  4. J. S. Chun, R. Hong, and J. A. Kim, “Extradigital glomus tumor: a case report,” Molecular and Clinical Oncology, vol. 2, pp. 237–239, 2013. View at Publisher · View at Google Scholar
  5. R. Gonçalves, A. Lopes, C. Júlio, C. Durão, and R. A. de Mello, “Knee glomangioma: a rare location for a glomus tumor,” Rare Tumors, vol. 6, no. 4, article 5588, 2014. View at Publisher · View at Google Scholar · View at Scopus
  6. A. K. Balaram, A. R. Hsu, T. B. Rapp, V. Mehta, and R. R. Bindra, “Large solitary glomus tumor of the wrist involving the radial artery,” The American Journal of Orthopedics, vol. 43, no. 12, pp. 567–570, 2014. View at Google Scholar
  7. K.-B. Chen and L. Chen, “Glomus tumor in the stomach: a case report and review of the literature,” Oncology Letters, vol. 7, no. 6, pp. 1790–1792, 2014. View at Publisher · View at Google Scholar · View at Scopus
  8. R. Barua, “Glomus tumor of the colon.

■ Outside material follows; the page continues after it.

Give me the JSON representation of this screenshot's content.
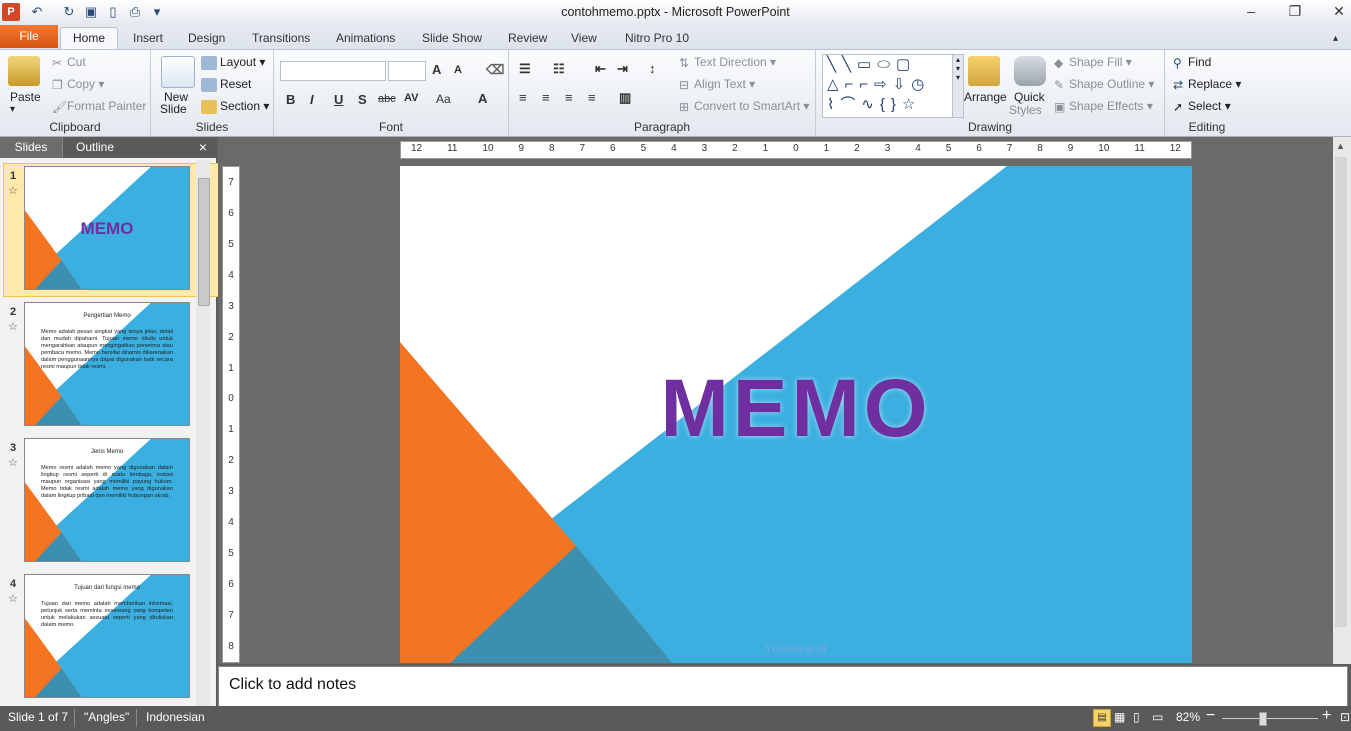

First reported case,” Diseases of the Colon and Rectum, vol. 31, no. 2, pp. 138–140, 1988. View at Publisher · View at Google Scholar · View at Scopus
  9. N. Aslam, Z.-U.-S. Qazi, A. H. Ahmad, and R. U. Khan, “Malignant glomus tumour of larynx: first case report and literature review,” The Journal of Laryngology and Otology, vol. 126, no. 7, pp. 743–746, 2012. View at Publisher · View at Google Scholar · View at Scopus
  10. A. L. Folpe, J. C. Fanburg-Smith, M. Miettinen, and S. W. Weiss, “Atypical and malignant glomus tumors: analysis of 52 cases, with a proposal for the reclassification of glomus tumors,” The American Journal of Surgical Pathology, vol. 25, no. 1, pp. 1–12, 2001. View at Publisher · View at Google Scholar · View at Scopus
  11. B. Frumuseanu, R. Balanescu, A. Ulici et al., “A new case of lower extremity glomus tumor up-to date review and case report,” Journal of Medicine and Life, vol. 5, no. 2, pp. 211–214, 2012. View at Google Scholar · View at Scopus
  12. J.-L. Drape, I. Idy-Peretti, S. Goettmann et al., “Subungual glomus tumors: evaluation with MR imaging,” Radiology, vol. 195, no. 2, pp. 507–515, 1995. View at Publisher · View at Google Scholar · View at Scopus
  13. S. K. Trehan, E. A. Athanasian, E. F. DiCarlo, D. N. Mintz, and A. Daluiski, “Characteristics of glomus tumors in the hand not diagnosed on magnetic resonance imaging,” The Journal of Hand Surgery, vol. 40, no. 3, pp. 542–545, 2015. View at Publisher · View at Google Scholar · View at Scopus
  14. A. G. Rao, D. Indira, and J. Kamal, “Extra digital glomangioma,” Indian Journal of Dermatology, vol. 55, no. 4, pp. 397–398, 2010. View at Publisher · View at Google Scholar · View at Scopus
  15. P. Sanders, R. J. Spouge, M. Akbari, and D. J. Spouge, “Ethanol ablation of extradigital solid glomus tumors,” Skeletal Radiology, vol. 43, no. 12, pp. 1755–1759, 2014. View at Publisher · View at Google Scholar · View at Scopus